Human Resources Legislative Update
New Proposed Federal Bill to Reverse Canada Labour Code Certification and Decertification Reforms, C-377 Union Disclosure Obligations
Date: January 29, 2016
Further to its election platform, on January 28, 2016, the federal government introduced Bill C-4, An Act to amend the Canada Labour Code, the Parliamentary Employment and Staff Relations Act, the Public Service Labour Relations Act and the Income Tax Act.
Among other things, this legislation would, if passed, amend the Canada Labour Code (“CLC”) to effectively repeal key reforms enacted by Bill C-525 with respect to the federal certification and decertification processes (“C-525 reforms”). These reforms, which came into effect on June 16, 2015, were outlined in our FTR Now of December 18, 2014, “Elimination of Federal Card Check Union Certification and a Lower Threshold for Union Decertification Votes.”
Of particular note to federally regulated employers, Bill C-4 would:
- restore the previous “card check” system for union certification.

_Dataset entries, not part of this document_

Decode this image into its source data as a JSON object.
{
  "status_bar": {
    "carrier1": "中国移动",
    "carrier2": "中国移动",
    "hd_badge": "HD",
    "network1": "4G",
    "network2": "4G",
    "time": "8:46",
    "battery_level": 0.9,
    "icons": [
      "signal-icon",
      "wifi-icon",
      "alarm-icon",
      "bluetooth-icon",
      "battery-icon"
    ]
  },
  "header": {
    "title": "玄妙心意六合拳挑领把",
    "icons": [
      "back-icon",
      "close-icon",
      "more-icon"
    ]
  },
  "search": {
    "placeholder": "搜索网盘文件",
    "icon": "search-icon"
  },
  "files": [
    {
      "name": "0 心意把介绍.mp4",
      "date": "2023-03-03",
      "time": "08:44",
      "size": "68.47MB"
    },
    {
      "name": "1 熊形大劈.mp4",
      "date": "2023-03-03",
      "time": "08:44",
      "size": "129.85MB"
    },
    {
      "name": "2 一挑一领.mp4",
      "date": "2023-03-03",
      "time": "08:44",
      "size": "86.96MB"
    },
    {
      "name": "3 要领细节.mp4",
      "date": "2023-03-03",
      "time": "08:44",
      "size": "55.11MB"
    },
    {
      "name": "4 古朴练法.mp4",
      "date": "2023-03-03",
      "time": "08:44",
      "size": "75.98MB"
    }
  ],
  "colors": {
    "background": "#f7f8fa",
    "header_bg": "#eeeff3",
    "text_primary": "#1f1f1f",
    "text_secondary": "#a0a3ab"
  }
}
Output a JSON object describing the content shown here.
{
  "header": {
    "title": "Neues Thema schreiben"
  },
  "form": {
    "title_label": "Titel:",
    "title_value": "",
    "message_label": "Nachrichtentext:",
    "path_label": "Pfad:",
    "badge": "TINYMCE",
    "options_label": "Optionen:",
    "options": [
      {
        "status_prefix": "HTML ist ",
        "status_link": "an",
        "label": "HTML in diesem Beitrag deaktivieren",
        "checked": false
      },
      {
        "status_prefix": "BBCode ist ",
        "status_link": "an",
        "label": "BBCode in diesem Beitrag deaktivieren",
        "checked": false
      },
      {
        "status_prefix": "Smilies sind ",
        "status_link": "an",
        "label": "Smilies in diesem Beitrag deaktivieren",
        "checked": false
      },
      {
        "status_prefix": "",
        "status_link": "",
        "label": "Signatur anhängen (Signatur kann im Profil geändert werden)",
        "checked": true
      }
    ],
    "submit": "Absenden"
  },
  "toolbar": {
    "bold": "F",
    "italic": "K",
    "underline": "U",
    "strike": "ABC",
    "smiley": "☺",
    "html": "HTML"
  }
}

Currently, the C-525 reforms require a secret ballot certification vote in every case, which is similar to requirements in other jurisdictions such as Ontario. The union is required to demonstrate membership evidence of support by 40% of the bargaining unit to trigger the secret ballot vote. Under the “card check” system, a union can become the certified bargaining agent if it provides membership evidence of more than 50% of the employees in the proposed bargaining unit. Certification votes would only be required if the union demonstrates support of 35-50% of the bargaining unit; and
- restore the previous, higher threshold of evidence required to trigger a secret ballot union decertification vote of 50% +1 majority. Currently, the Bill C-525 reforms require a lower threshold of 40% of employees in the bargaining unit no longer wishing to have the union represent them.In addition, Bill C-4 would amend the Income Tax Act to formally repeal the union financial disclosure obligations created by Bill C-377, which we discussed in a prior blog post. If passed in its present form, these amendments will come into force on Royal Assent.
We continue to monitor Bill C-4 and other legislative initiatives, and will provide updates as they become available.
Transitional provisions are set out to deal with applications before the Canada Industrial Relations Board that were filed after June 16, 2015 and before the date the Bill C-4 CLC amendments come into force (i.e. on the third day after the day it receives Royal Assent).